Unlike many other New York developers, Leonard Litwin, a shy, soft-spoken, compact billionaire, has never sought the limelight.
Yet Mr. Litwin and his company, Glenwood Management, have always stood out, for the number of luxury residential towers they have added to Manhattan’s skyline and the exceptionally generous donations Glenwood has made to state lawmakers.
Now, in his 101st year, Mr. Litwin is embroiled in a very public corruption scandal that is rocking the real estate industry and the state’s political establishment.
When Sheldon Silver, the speaker of the New York State Assembly, was arrested on federal charges on Thursday, the criminal complaint against him included accusations that he used his powerful position to reap millions of dollars in graft by steering real estate developers, among others, to law firms that gave him a slice of their fees.
Glenwood is one of the two developers cited but not named in the complaint, according to people familiar with the matter.
At Mr. Silver’s request, the complaint says, Glenwood, which owns 26 buildings with 8,700 apartments in the city, including three in Mr. Silver’s district, and the second developer hired a small law firm, Goldberg & Iryami, to handle some of its property tax work.
Though not named, Leonard Litwin's company, Glenwood Management, is cited as one of the real estate firms in the case against Sheldon Silver.
In exchange, prosecutors say, Mr. Silver got a portion of the fees that Glenwood and the second developer, whose identity remains unknown, paid the firm — a total of $700,000.
Glenwood was unaware of the arrangement until 2012, the complaint says. And Mr. Silver, a Manhattan Democrat, never reported the income as required on his annual financial disclosure forms, even as he continued to deal with legislation of interest to Glenwood and other developers, including rent regulations and real estate tax breaks.
While neither of the developers is accused of wrongdoing, Glenwood’s part in the case has stunned Mr. Litwin’s colleagues in the real estate industry, where he is a revered figure who, friends say, has always sought to avoid controversy. He and the company declined to comment for this article.
From Capital New York:
Leonard Litwin, who appears to be the developer at the center of a criminal complaint against Assembly Speaker Sheldon Silver, gave nearly $3.6 million to candidates and state-level political parties in the last election cycle, more than any other donor, according to a Capital analysis of campaign finance filings.

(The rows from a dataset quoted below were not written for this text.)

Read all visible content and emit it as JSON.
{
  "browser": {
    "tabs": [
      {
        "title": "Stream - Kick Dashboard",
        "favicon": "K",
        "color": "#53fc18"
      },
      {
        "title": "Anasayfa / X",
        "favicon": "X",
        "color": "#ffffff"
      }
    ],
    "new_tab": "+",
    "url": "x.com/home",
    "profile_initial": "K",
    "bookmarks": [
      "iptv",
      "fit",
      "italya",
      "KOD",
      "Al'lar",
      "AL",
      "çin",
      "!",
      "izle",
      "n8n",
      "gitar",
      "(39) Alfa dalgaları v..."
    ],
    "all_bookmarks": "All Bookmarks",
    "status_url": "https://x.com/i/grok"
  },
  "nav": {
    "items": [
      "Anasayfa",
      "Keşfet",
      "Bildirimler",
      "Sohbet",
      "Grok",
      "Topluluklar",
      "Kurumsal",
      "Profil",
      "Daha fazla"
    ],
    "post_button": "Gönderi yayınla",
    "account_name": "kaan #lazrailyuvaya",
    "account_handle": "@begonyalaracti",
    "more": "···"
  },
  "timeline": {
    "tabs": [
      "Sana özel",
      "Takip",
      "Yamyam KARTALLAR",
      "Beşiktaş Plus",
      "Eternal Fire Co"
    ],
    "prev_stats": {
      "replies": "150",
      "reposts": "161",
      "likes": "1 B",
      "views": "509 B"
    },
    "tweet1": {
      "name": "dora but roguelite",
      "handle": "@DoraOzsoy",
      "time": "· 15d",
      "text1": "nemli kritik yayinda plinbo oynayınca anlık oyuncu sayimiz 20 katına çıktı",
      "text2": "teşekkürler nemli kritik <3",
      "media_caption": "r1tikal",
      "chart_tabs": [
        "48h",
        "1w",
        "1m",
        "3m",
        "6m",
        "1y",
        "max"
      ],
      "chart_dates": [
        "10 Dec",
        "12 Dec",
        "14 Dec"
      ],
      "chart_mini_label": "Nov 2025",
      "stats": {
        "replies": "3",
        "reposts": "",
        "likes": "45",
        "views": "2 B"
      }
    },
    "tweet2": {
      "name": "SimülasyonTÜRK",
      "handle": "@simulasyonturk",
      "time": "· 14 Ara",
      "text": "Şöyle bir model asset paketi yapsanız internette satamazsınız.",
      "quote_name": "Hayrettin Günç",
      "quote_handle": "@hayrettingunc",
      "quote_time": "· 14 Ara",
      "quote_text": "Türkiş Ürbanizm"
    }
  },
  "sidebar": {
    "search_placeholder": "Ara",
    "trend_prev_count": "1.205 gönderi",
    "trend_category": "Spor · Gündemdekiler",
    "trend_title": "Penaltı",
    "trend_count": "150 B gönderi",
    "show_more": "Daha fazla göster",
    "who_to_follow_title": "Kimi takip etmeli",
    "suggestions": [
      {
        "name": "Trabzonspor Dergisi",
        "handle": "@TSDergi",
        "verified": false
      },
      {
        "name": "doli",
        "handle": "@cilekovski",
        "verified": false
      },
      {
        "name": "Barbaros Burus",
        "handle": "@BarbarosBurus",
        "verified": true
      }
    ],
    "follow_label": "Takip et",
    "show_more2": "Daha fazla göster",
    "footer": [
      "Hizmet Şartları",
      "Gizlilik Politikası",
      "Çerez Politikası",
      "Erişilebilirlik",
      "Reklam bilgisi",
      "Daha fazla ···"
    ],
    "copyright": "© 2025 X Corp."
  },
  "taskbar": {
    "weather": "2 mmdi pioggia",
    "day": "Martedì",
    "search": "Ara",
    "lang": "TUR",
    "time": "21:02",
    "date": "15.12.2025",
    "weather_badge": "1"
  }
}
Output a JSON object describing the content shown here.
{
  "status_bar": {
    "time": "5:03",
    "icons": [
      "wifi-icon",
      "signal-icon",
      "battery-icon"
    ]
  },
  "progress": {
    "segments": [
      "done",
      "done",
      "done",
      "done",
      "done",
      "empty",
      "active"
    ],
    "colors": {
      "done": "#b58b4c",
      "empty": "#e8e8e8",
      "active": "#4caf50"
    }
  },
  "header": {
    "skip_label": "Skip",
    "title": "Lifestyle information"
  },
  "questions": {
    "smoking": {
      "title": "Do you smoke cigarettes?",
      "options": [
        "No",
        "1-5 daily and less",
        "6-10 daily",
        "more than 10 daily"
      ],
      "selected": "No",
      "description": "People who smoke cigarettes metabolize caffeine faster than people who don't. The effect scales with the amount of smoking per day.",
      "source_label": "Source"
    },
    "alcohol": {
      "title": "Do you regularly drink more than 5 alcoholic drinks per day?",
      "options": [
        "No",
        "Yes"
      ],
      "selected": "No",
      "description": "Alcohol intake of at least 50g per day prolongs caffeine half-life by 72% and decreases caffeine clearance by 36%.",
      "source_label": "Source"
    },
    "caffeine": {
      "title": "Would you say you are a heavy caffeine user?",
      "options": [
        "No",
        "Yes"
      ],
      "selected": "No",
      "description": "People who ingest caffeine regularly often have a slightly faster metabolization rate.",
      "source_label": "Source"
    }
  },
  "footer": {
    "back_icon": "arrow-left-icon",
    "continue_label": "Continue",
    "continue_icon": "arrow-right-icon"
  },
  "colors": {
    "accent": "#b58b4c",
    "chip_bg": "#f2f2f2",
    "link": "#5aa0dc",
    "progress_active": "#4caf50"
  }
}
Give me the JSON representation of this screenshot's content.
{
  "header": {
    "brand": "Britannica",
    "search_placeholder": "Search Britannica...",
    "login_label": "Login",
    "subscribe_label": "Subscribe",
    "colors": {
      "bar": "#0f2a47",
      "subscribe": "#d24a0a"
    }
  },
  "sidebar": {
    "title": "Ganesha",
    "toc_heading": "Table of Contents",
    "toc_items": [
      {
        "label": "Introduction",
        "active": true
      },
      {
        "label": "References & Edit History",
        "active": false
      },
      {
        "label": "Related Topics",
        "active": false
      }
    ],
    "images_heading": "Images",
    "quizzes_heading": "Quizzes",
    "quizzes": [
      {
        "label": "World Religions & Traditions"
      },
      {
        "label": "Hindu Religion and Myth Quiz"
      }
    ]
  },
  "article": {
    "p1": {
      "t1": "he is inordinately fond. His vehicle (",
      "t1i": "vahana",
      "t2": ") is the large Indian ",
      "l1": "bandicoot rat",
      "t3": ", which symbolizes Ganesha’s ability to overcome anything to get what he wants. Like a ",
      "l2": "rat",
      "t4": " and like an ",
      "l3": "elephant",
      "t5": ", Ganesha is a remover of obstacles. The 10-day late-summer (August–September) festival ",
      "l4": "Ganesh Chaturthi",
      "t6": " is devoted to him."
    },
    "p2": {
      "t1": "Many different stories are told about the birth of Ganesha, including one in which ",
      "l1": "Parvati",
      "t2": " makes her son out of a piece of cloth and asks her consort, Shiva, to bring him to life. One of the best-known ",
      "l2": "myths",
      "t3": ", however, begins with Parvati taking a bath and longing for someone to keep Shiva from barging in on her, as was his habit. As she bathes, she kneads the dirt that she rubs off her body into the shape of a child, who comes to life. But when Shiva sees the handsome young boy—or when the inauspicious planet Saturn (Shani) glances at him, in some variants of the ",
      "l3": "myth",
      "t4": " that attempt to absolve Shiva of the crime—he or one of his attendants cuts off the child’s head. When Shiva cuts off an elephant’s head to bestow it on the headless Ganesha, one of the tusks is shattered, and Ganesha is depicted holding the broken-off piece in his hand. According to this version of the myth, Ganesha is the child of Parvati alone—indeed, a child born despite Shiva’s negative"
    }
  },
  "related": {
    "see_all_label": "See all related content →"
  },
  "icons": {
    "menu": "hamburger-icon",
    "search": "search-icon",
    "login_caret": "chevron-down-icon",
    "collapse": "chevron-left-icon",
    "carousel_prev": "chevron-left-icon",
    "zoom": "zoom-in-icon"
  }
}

Litwin was followed on the list of top donors by the health care union 1199 SEIU, hedge fund manager James Simons, New York State United Teachers (which also managed an independent expenditure committee that spent millions of dollars on Senate races) and the New York State Trial Lawyers Association.
Litwin and 26 limited liability companies owned by Glenwood Management gave $2.07 million to statewide candidates and parties in the four years preceding December 2014 and $1.52 million to state legislative candidates in the two years preceding that month, the analysis by Capital showed.
These donations included $1 million to Governor Andrew Cuomo, $450,000 to the New York State Democratic Committee and $19,700 to Lieutenant Governor Kathy Hochul. This makes Litwin the largest donor to Cuomo. He was also the largest donor to Attorney General Eric Schneiderman ($240,000) and Comptroller Tom DiNapoli ($180,000).
He gave to each of Albany’s five legislative conferences: Senate Republicans ($1.01 million), the Independent Democratic Conference ($195,300), Assembly Democrats ($179,500), Senate Democrats ($133,000) and Assembly Republicans ($3,150). Senator Jeff Klein received $80,000 from Litwin’s holdings, more than any other individual legislator. In all, 89 state-level campaign committees received money from an LLC owned by Glenwood.
The total does not include amounts Litwin sent to other groups’ political action committees or independent expenditure committees. Glenwood’s LLCs gave $162,200 to Jobs for New York and $100,000 to the New York League of Conservation Voters, both of which supported Senate Republicans. This also does not include donations to local candidates. Litwin was notably the largest donor to Westchester County Executive Rob Astorino in the last year of his 2013 re-election campaign.
1199 SEIU gave the second most money to candidates and parties, contributing $2.43 million. The Working Families Party received $801,350 from 1199, the largest share of its donations. Seven Senate Republicans received money from the union, which pledged last June to give no money to Senate Republicans.